• _DATA TO USE_:
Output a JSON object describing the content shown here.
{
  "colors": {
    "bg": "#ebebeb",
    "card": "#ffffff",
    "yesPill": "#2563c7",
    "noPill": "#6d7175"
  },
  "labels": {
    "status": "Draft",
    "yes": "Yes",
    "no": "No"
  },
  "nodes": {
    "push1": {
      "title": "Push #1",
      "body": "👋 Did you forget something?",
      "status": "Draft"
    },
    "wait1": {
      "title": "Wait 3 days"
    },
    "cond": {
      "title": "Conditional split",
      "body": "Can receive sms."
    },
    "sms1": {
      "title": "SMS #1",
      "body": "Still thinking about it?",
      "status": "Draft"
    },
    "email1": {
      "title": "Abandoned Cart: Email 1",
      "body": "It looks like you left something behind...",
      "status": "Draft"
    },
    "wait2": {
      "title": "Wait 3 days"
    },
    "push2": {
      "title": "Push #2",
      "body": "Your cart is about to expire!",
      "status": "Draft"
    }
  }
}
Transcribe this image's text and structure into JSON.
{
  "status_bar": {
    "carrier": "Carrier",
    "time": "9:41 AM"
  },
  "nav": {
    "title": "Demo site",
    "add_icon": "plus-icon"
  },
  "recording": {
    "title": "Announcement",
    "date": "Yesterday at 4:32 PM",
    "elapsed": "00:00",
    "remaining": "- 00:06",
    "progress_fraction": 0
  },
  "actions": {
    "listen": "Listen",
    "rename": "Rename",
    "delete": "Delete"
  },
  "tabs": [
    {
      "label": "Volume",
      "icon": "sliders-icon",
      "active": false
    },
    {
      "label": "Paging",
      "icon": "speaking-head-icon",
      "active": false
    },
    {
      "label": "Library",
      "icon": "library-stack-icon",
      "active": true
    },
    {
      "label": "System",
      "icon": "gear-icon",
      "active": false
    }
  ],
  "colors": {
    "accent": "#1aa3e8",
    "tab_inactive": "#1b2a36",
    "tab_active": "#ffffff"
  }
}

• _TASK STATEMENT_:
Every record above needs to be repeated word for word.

• _ANSWER TO THE EXERCISE_:
Output a JSON object describing the content shown here.
{
  "colors": {
    "bg": "#ebebeb",
    "card": "#ffffff",
    "yesPill": "#2563c7",
    "noPill": "#6d7175"
  },
  "labels": {
    "status": "Draft",
    "yes": "Yes",
    "no": "No"
  },
  "nodes": {
    "push1": {
      "title": "Push #1",
      "body": "👋 Did you forget something?",
      "status": "Draft"
    },
    "wait1": {
      "title": "Wait 3 days"
    },
    "cond": {
      "title": "Conditional split",
      "body": "Can receive sms."
    },
    "sms1": {
      "title": "SMS #1",
      "body": "Still thinking about it?",
      "status": "Draft"
    },
    "email1": {
      "title": "Abandoned Cart: Email 1",
      "body": "It looks like you left something behind...",
      "status": "Draft"
    },
    "wait2": {
      "title": "Wait 3 days"
    },
    "push2": {
      "title": "Push #2",
      "body": "Your cart is about to expire!",
      "status": "Draft"
    }
  }
}
Transcribe this image's text and structure into JSON.
{
  "status_bar": {
    "carrier": "Carrier",
    "time": "9:41 AM"
  },
  "nav": {
    "title": "Demo site",
    "add_icon": "plus-icon"
  },
  "recording": {
    "title": "Announcement",
    "date": "Yesterday at 4:32 PM",
    "elapsed": "00:00",
    "remaining": "- 00:06",
    "progress_fraction": 0
  },
  "actions": {
    "listen": "Listen",
    "rename": "Rename",
    "delete": "Delete"
  },
  "tabs": [
    {
      "label": "Volume",
      "icon": "sliders-icon",
      "active": false
    },
    {
      "label": "Paging",
      "icon": "speaking-head-icon",
      "active": false
    },
    {
      "label": "Library",
      "icon": "library-stack-icon",
      "active": true
    },
    {
      "label": "System",
      "icon": "gear-icon",
      "active": false
    }
  ],
  "colors": {
    "accent": "#1aa3e8",
    "tab_inactive": "#1b2a36",
    "tab_active": "#ffffff"
  }
}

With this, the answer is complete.